was. When you'd start IIM it would sit at around 18MB of RAM, then if you
minimized the main Dock window it would shrink to around 1.2MB. And as IIM
sat there it would slowly start using more memory, it looked like a leak but
then all that used memory would go away when you re-minimized the main dock.
weird was going on.
I found some code that could duplicate that 'clean-up'
that was getting done when the main window was minimized. I have that run
whenever a chat window is closed and every minute or so just to ensure that the
user never really sees it using much memory.
Here is what IIM uses:
description for MemoryManagement.
/// This was found on
/// I added the try
catch block just for safeties sake.
/// Also I re-ordered
the actions as they didn't work in the order provided
SetProcessWorkingSetSize(IntPtr process, int
(Environment.OSVersion.Platform == PlatformID.Win32NT)
avoid compiler warning
If you have any questions about the effectiveness, here's a log of
what IIM thinks it's using for memory, both before and after cleanup.
20:43:18,250 [IIM.MemoryManagement.FlushMemory] - Memory used before clean up called 529 KB
20:43:18,250 [IIM.MemoryManagement.FlushMemory] - Memory used after clean up called 476 KB
20:43:55,078 [IIM.MemoryManagement.FlushMemory] - Memory used before clean up called 5302 KB
20:43:55,093 [IIM.MemoryManagement.FlushMemory] - Memory used after clean up called 563 KB

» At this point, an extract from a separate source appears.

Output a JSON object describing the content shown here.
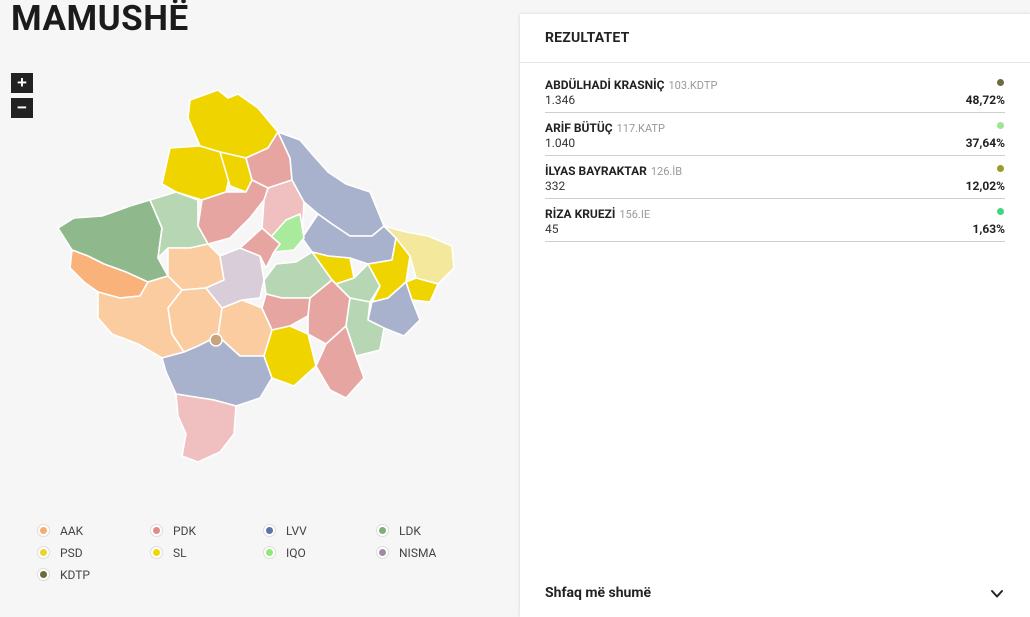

The Jump up to 5302KB was a result of sending a RAW screenshot to another machine in a chat window.
and as you can see from the time stamp, that the clean up does take a bit (15 ms
in the case of flushing 480KB)). If you're writing some massive multi-user,
performance intensive application then this is not the solution for you.
It works just fine for a single user app. The additional used memory
between 476 and 563 is an open Chat window with a screen shot displayed in it.
have noticed that the 563KB is still bigger than the 1.2MB I mentioned earlier.
Unfortunately Windows associated the memory used for the .Net Framework with
your app and tacks it on to what you app is actually using. Using the type
of logging above I've found that the 'memory creep' I was noticing was not due
to the memory my app was using, it was the tacked on framework overheard that